With drug resistant bacteria becoming a growing problem, alternative methods are being pursued to decontaminate air and surfaces; ultraviolet germicidal irradiation (UVGI) is one of these methods. UVGI uses short wavelength light in order to disrupt the genetic material of microorganisms, this disruption either kills the microorganisms or prevents them from replicating, for further information on UVGI (http://en.wikipedia.org/wiki/Ultraviolet_germicidal_irradiation). When considering that bacteria can acquire drug resistance, it is only logical to determine whether or not bacteria can develop UVGI resistance as well. Goldman and Travisano performed such a study on the development of UVGI resistance in E. coli cells, which were exposed to UVGI daily for 60 days.
This study used 24 samples from a parent E. coli strain, 12 of these samples were exposed to UVGI and 12 were held as a control group. The samples were grown on LB agar plates and exposed to UV-B light at 302 nm daily for 60 days, then held for an additional 20 days with no UV exposure. Plugs were taken from the UV exposure group and the control group in ten day increments throughout the trial.
At the conclusion of the 80 day trial, the samples taken from the plates were tested for UV survival. Figure 3 from the paper is reproduced here. It depicts the survival fractions of the samples over the course of the 80-day trial; the circles represent the control group, while the squares represent the UV samples. The UV resistance of the control group decreased during the trial with a survival rate of approximately 2/3rds of the survival rate of the ancestral strain for a 30 second exposure.
The survival rate of the exposed lines increased by approximately three times the ancestral strain for a 30 second exposure. Survival rates for other environmental factors such as starvation, salinity, desiccation, and fitness were studied for the exposed strain and the control group. The exposed samples showed an increased survival rate for both starvation (P = 0.009) and desiccation (P = 0.008) in comparison to the control lines. The survival rate of the exposed cells in the salinity trials was considerably less than the control lines (P < 0.001). The cells in the samples which were exposed to UVGI were significantly larger (P < 0.001) than the cells in the control group. This result is not surprising given that an increase in cell size can decrease the exposure (surface) area per unit volume, reducing sensitivity to UV light.
Very little work has been performed in the area of UV resistance and what has been done is primarily on E. coli.

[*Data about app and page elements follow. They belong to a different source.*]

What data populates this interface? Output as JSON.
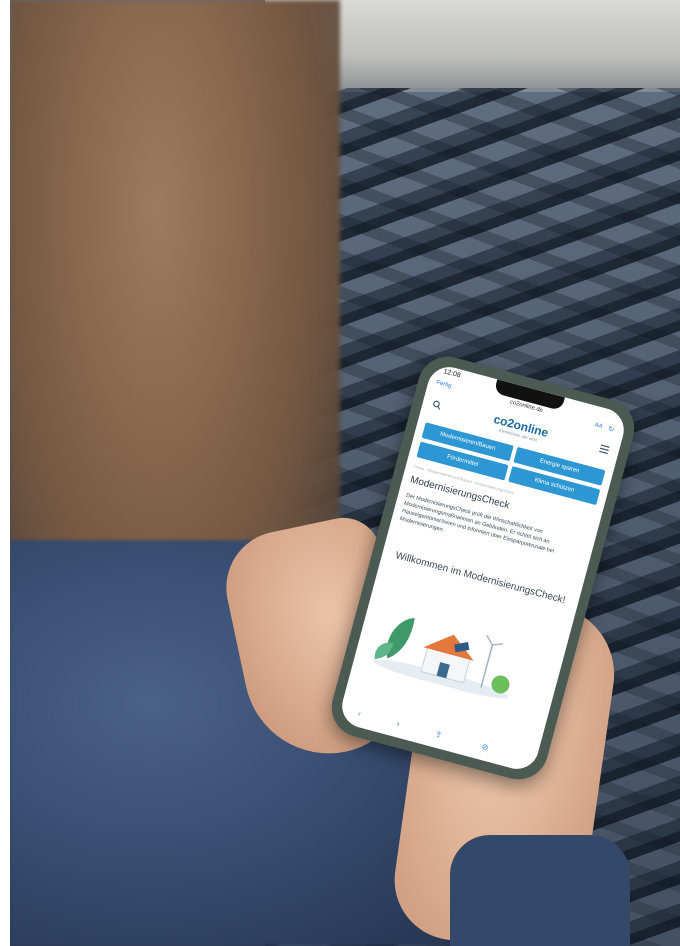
{
  "photo": {
    "description_free": true
  },
  "phone": {
    "status": {
      "time": "12:08"
    },
    "urlbar": {
      "back": "Fertig",
      "domain": "co2online.de",
      "text_size": "AA",
      "reload": "↻"
    },
    "header": {
      "logo": "co2online",
      "tagline": "Klimaschutz, der wirkt.",
      "search_icon": "search-icon",
      "menu_icon": "menu-icon"
    },
    "nav": [
      {
        "label": "Modernisieren/Bauen"
      },
      {
        "label": "Energie sparen"
      },
      {
        "label": "Fördermittel"
      },
      {
        "label": "Klima schützen"
      }
    ],
    "breadcrumb": "Home › Modernisieren und Bauen › Modernisierungscheck",
    "page": {
      "title": "ModernisierungsCheck",
      "description": "Der ModernisierungsCheck prüft die Wirtschaftlichkeit von Modernisierungsmaßnahmen an Gebäuden. Er richtet sich an Hauseigentümer/innen und informiert über Einsparpotenziale bei Modernisierungen.",
      "welcome": "Willkommen im ModernisierungsCheck!"
    },
    "toolbar": {
      "back": "‹",
      "forward": "›",
      "share": "⇪",
      "compass": "⊘"
    },
    "colors": {
      "accent": "#2d97d3",
      "logo": "#1c6aa0",
      "link": "#2b7de1"
    }
  }
}
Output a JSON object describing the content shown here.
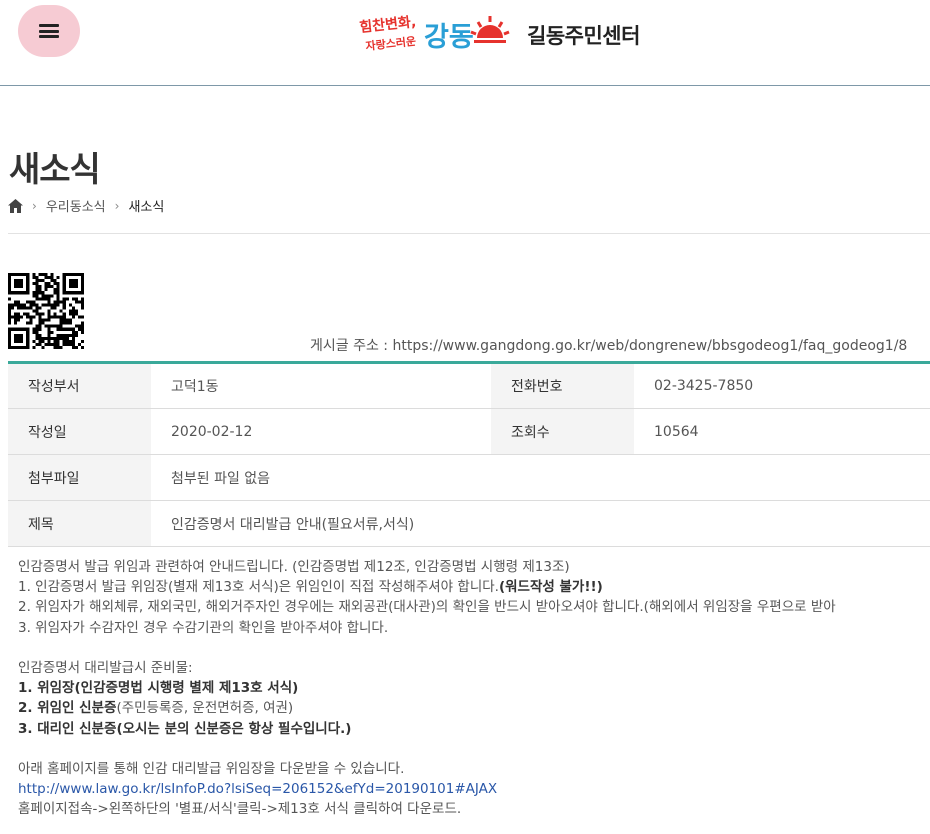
{
  "header": {
    "menu_label": "menu",
    "logo_slogan_top": "힘찬변화,",
    "logo_slogan_bottom": "자랑스러운",
    "logo_name": "강동",
    "site_name": "길동주민센터"
  },
  "page": {
    "title": "새소식",
    "breadcrumb": [
      "우리동소식",
      "새소식"
    ]
  },
  "post": {
    "url_label": "게시글 주소 :",
    "url": "https://www.gangdong.go.kr/web/dongrenew/bbsgodeog1/faq_godeog1/8",
    "fields": {
      "dept_label": "작성부서",
      "dept_value": "고덕1동",
      "phone_label": "전화번호",
      "phone_value": "02-3425-7850",
      "date_label": "작성일",
      "date_value": "2020-02-12",
      "views_label": "조회수",
      "views_value": "10564",
      "attach_label": "첨부파일",
      "attach_value": "첨부된 파일 없음",
      "subject_label": "제목",
      "subject_value": "인감증명서 대리발급 안내(필요서류,서식)"
    },
    "body": {
      "line1": "인감증명서 발급 위임과 관련하여 안내드립니다. (인감증명법 제12조, 인감증명법 시행령 제13조)",
      "line2_a": "1. 인감증명서 발급 위임장(별재 제13호 서식)은 위임인이 직접 작성해주셔야 합니다.",
      "line2_b": "(워드작성 불가!!)",
      "line3": "2. 위임자가 해외체류, 재외국민, 해외거주자인 경우에는 재외공관(대사관)의 확인을 반드시 받아오셔야 합니다.(해외에서 위임장을 우편으로 받아",
      "line4": "3. 위임자가 수감자인 경우 수감기관의 확인을 받아주셔야 합니다.",
      "line5": "인감증명서 대리발급시 준비물:",
      "line6": "1. 위임장(인감증명법 시행령 별제 제13호 서식)",
      "line7_a": "2. 위임인 신분증",
      "line7_b": "(주민등록증, 운전면허증, 여권)",
      "line8_a": "3. 대리인 신분증",
      "line8_b": "(오시는 분의 신분증은 항상 필수입니다.)",
      "line9": "아래 홈페이지를 통해 인감 대리발급 위임장을 다운받을 수 있습니다.",
      "link": "http://www.law.go.kr/lsInfoP.do?lsiSeq=206152&efYd=20190101#AJAX",
      "line10": "홈페이지접속->왼쪽하단의 '별표/서식'클릭->제13호 서식 클릭하여 다운로드."
    }
  },
  "colors": {
    "accent": "#3aa99a",
    "menu_button": "#f6cbd3",
    "logo_red": "#e6322d",
    "logo_blue": "#2a9fd6",
    "link": "#2a57a8"
  }
}
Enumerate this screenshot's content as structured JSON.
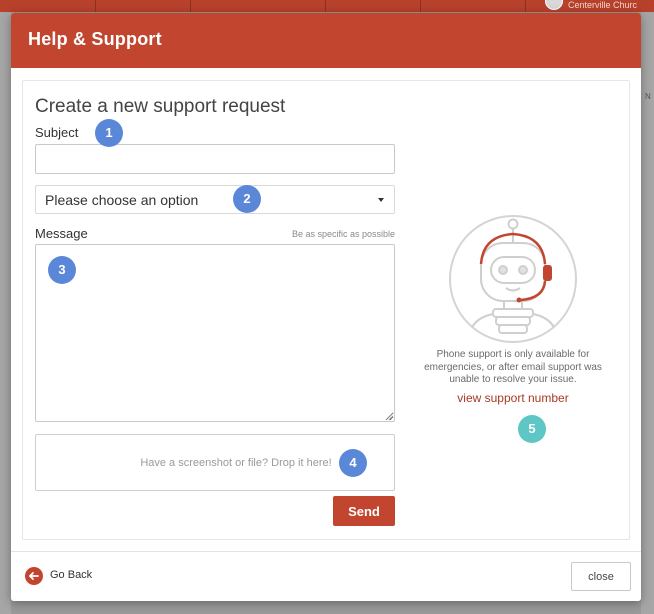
{
  "background": {
    "church_name": "Centerville Churc",
    "right_column_letter": "N"
  },
  "modal": {
    "title": "Help & Support"
  },
  "form": {
    "title": "Create a new support request",
    "subject_label": "Subject",
    "subject_value": "",
    "select_value": "Please choose an option",
    "message_label": "Message",
    "message_hint": "Be as specific as possible",
    "message_value": "",
    "dropzone_text": "Have a screenshot or file? Drop it here!",
    "send_label": "Send"
  },
  "support": {
    "phone_note": "Phone support is only available for emergencies, or after email support was unable to resolve your issue.",
    "link_label": "view support number"
  },
  "badges": [
    "1",
    "2",
    "3",
    "4",
    "5"
  ],
  "footer": {
    "go_back_label": "Go Back",
    "close_label": "close"
  },
  "colors": {
    "brand": "#c2462f",
    "badge_blue": "#5b87d9",
    "badge_teal": "#5ec6c4",
    "link": "#a83a26"
  },
  "icons": {
    "robot": "support-robot-icon",
    "back": "arrow-left-icon",
    "caret": "chevron-down-icon"
  }
}
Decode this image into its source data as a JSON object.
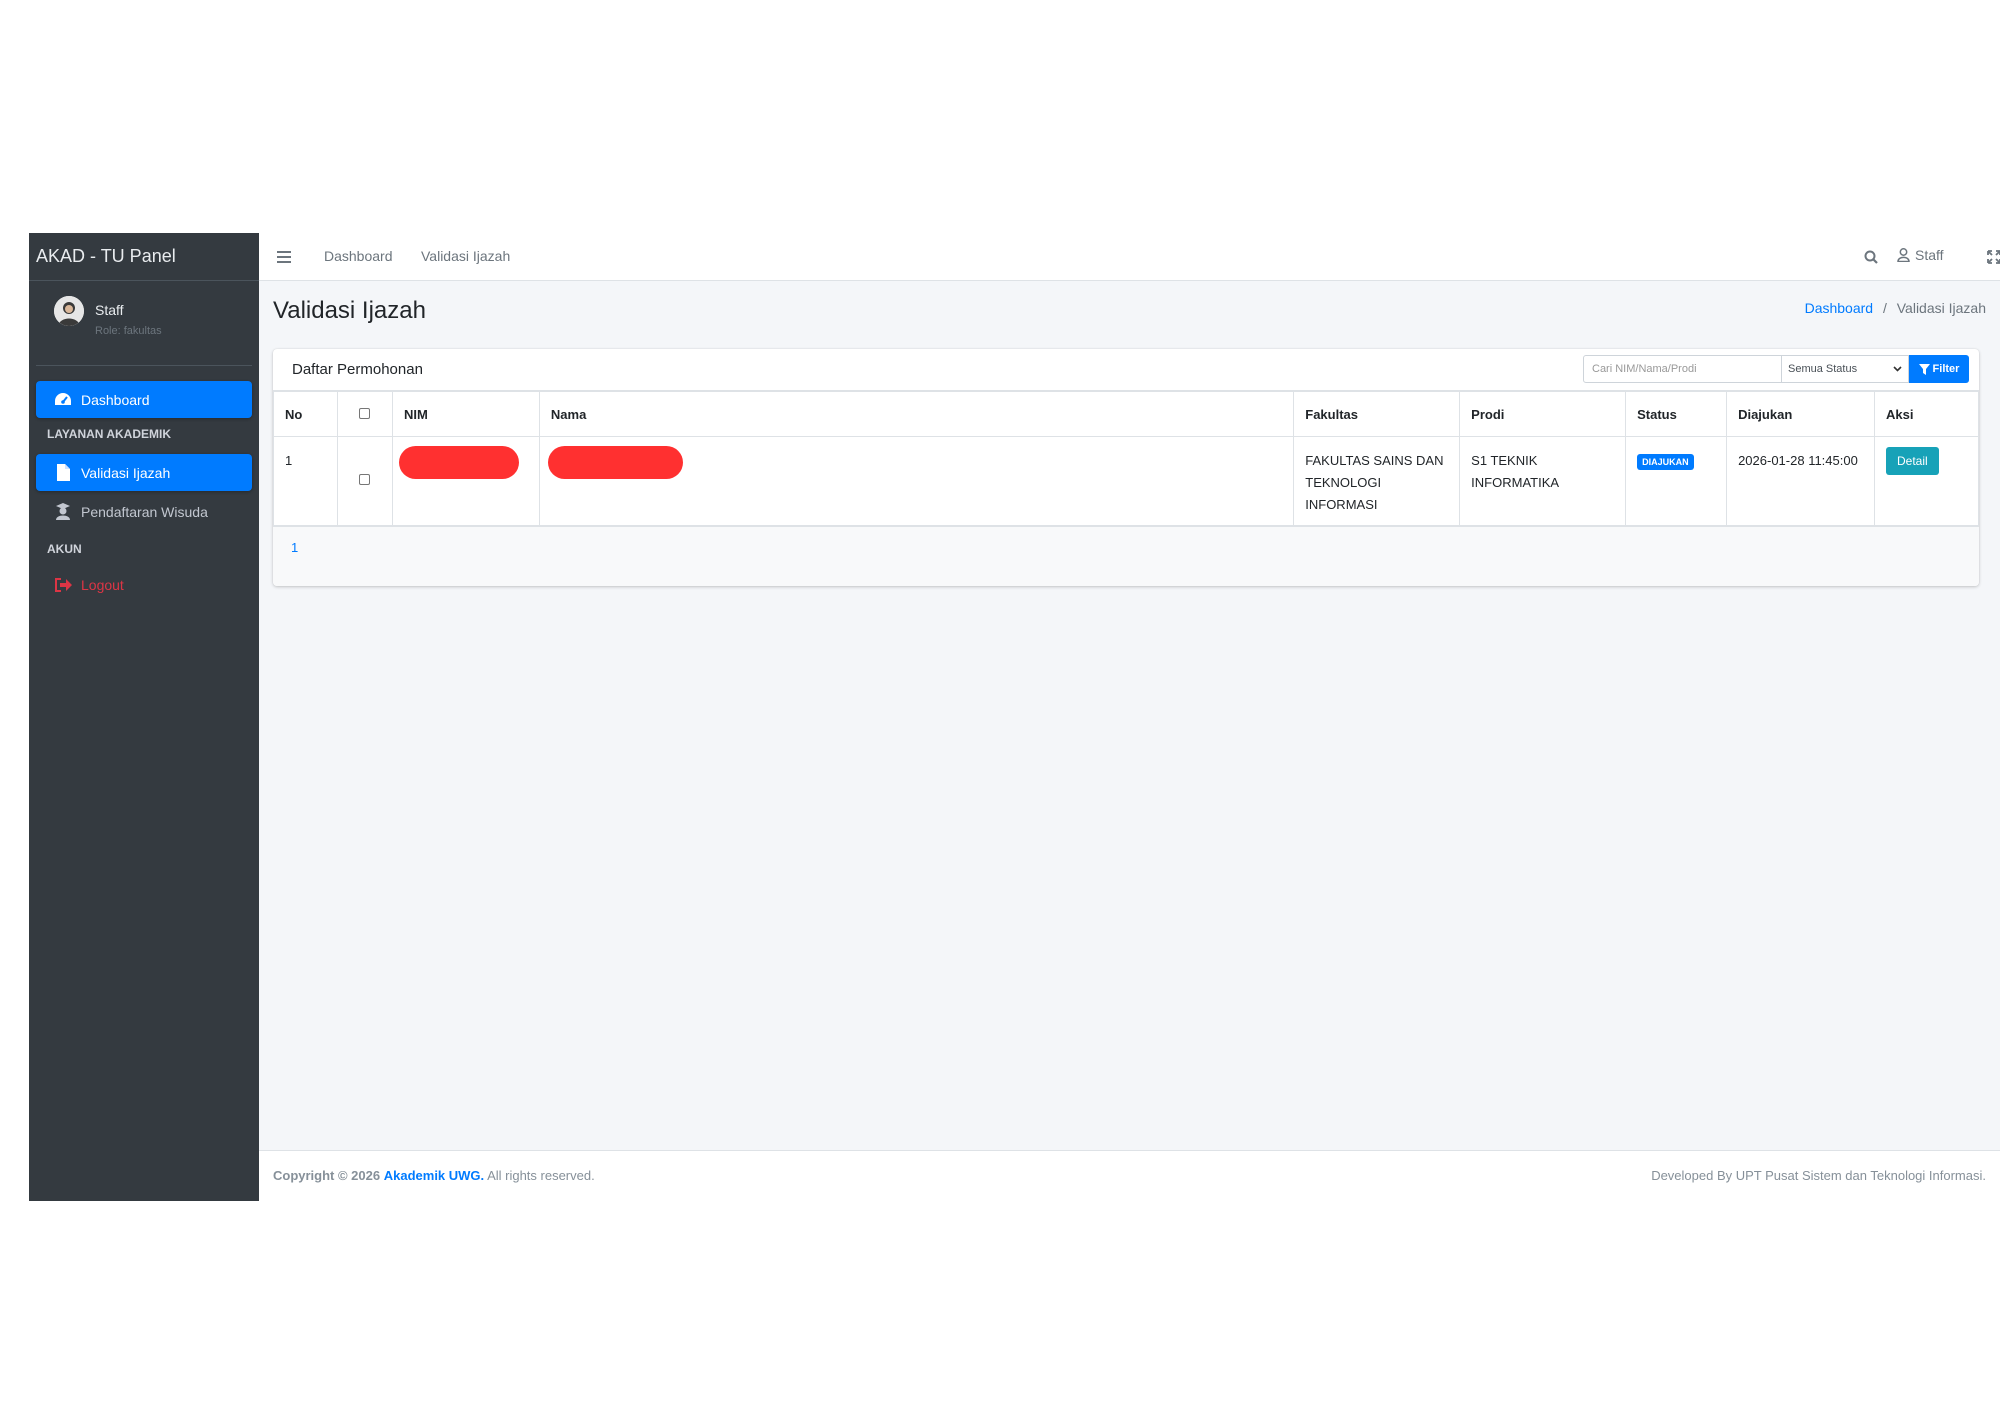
{
  "brand": {
    "title": "AKAD - TU Panel"
  },
  "user": {
    "name": "Staff",
    "role": "Role: fakultas"
  },
  "sidebar": {
    "items": [
      {
        "label": "Dashboard",
        "icon": "dashboard-icon",
        "active": true
      },
      {
        "header": "LAYANAN AKADEMIK"
      },
      {
        "label": "Validasi Ijazah",
        "icon": "file-icon",
        "active": true
      },
      {
        "label": "Pendaftaran Wisuda",
        "icon": "graduate-icon",
        "active": false
      },
      {
        "header": "AKUN"
      },
      {
        "label": "Logout",
        "icon": "logout-icon",
        "active": false
      }
    ]
  },
  "navbar": {
    "links": [
      "Dashboard",
      "Validasi Ijazah"
    ],
    "user_label": "Staff"
  },
  "page": {
    "title": "Validasi Ijazah",
    "breadcrumb": [
      "Dashboard",
      "Validasi Ijazah"
    ]
  },
  "card": {
    "title": "Daftar Permohonan",
    "search_placeholder": "Cari NIM/Nama/Prodi",
    "status_selected": "Semua Status",
    "filter_label": "Filter"
  },
  "table": {
    "headers": [
      "No",
      "",
      "NIM",
      "Nama",
      "Fakultas",
      "Prodi",
      "Status",
      "Diajukan",
      "Aksi"
    ],
    "rows": [
      {
        "no": "1",
        "fakultas": "FAKULTAS SAINS DAN TEKNOLOGI INFORMASI",
        "prodi": "S1 TEKNIK INFORMATIKA",
        "status": "DIAJUKAN",
        "diajukan": "2026-01-28 11:45:00",
        "aksi": "Detail"
      }
    ]
  },
  "pagination": {
    "current": "1"
  },
  "footer": {
    "copyright": "Copyright © 2026",
    "org": "Akademik UWG.",
    "rights": "All rights reserved.",
    "developer": "Developed By UPT Pusat Sistem dan Teknologi Informasi."
  },
  "colors": {
    "primary": "#007bff",
    "sidebar": "#343a40",
    "info": "#17a2b8",
    "danger": "#dc3545",
    "redaction": "#ff3030"
  }
}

Further research on different microbes and the genetic changes which they undergo would greatly enrich this area and lead to the development for more effective protocols for UVGI decontamination in hospital environments.